Tuesday, October 19, 2004

IN CASE there's still doubt that a possible connection between the "secular ETA" and the "radically religious Islamic terrorists" is far from metaphysically impossible, as judge Baltasar Gazón said, let me introduce you to Iñigo Elkoro:

Mr Elkoro is the guy dancing on the left; I guess I don't have to say whose picture it is in that altar on the background.

The picture appeared a few days ago in an article in La Vanguardia (link in Spanish; free reg. req.), the centenarian and most respected Barcelona newspaper. The most interesting thing is that according to La Vanguardia the picture comes from the judicial summary of Mr Elkoro's indictment as ETA collaborator. Guess who was the judge in charge from the case? None other than judge Garzón, the same one who said that any connection between ETA and Islamic terrorists was "metaphysically impossible" (against the allegations of Aznar and the Popular Party, who claim that there is a long history of contacts between ETA and Arab terrorists and therefore it can't be ruled out yet that the March 11 attacks were a joint operation). Not that he thought that in the particular case of the March 11 attacks he thought that there was no connection, no; what he said went much further: that it was 'metaphysically impossible', meaning that there's no way that there could be any connection at all.

So judge Garzón, though he had been in charge of a summary in which there was at least some indication that a connection between ETA and Islamic terrorist was not impossible, appears at the parliamentary commission investigating the Madrid attacks and says that such a contact was 'metaphysically impossible'. He also 'forgot' to tell the commissioners that he had been wiretapping the phones of two of the March 11 ringleaders until one month before the attack (in Spain's legal system it's the judges, not the prosecutors, who instruct the judicial summaries); did he fail to pass a warning for what he had learnt from these intercepted conversations?

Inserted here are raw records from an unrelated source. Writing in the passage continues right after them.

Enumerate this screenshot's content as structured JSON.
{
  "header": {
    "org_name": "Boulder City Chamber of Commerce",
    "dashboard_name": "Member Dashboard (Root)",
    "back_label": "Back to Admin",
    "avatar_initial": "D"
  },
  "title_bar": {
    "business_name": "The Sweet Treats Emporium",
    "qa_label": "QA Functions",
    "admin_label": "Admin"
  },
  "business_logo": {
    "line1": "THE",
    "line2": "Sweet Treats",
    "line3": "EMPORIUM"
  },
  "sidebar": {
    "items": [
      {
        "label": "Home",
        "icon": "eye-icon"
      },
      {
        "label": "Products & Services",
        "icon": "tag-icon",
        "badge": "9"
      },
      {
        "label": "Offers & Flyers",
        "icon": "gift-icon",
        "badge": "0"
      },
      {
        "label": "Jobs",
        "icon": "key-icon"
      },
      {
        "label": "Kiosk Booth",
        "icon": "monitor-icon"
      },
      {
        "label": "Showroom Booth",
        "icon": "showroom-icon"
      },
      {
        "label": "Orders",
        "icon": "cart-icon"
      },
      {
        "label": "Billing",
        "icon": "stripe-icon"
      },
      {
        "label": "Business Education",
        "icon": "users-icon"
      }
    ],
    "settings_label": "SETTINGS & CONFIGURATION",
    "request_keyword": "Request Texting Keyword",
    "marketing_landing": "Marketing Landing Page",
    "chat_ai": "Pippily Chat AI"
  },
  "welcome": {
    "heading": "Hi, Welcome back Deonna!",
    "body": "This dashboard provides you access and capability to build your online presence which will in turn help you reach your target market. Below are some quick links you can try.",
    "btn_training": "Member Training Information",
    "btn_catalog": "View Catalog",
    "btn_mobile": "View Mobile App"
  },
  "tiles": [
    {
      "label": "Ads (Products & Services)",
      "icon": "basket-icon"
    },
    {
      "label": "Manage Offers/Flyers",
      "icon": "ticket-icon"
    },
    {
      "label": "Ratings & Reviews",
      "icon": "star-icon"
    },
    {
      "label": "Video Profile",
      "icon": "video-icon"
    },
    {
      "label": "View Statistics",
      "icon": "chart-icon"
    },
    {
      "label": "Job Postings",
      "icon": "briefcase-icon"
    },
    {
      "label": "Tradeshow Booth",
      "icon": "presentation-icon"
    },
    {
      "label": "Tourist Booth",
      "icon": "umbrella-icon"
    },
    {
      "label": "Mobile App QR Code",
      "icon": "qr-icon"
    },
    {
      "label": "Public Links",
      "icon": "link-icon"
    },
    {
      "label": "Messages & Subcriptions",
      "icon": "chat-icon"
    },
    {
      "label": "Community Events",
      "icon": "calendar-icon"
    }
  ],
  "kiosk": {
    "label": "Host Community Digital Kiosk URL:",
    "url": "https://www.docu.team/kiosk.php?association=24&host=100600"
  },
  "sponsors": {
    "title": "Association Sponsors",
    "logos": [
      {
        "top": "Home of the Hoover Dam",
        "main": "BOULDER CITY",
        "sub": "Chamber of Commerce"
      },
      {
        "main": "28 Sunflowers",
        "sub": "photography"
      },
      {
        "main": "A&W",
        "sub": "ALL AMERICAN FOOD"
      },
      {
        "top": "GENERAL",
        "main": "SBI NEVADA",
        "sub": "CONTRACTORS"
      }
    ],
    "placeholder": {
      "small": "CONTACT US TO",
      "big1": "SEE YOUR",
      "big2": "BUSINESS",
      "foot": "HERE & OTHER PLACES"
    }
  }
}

Do you think that what Garzón did, o did not, might have something to do with his pro-Socialist trajectory (actually, he was deputy Interior minister in the mid-90s, during Felipe González administration)?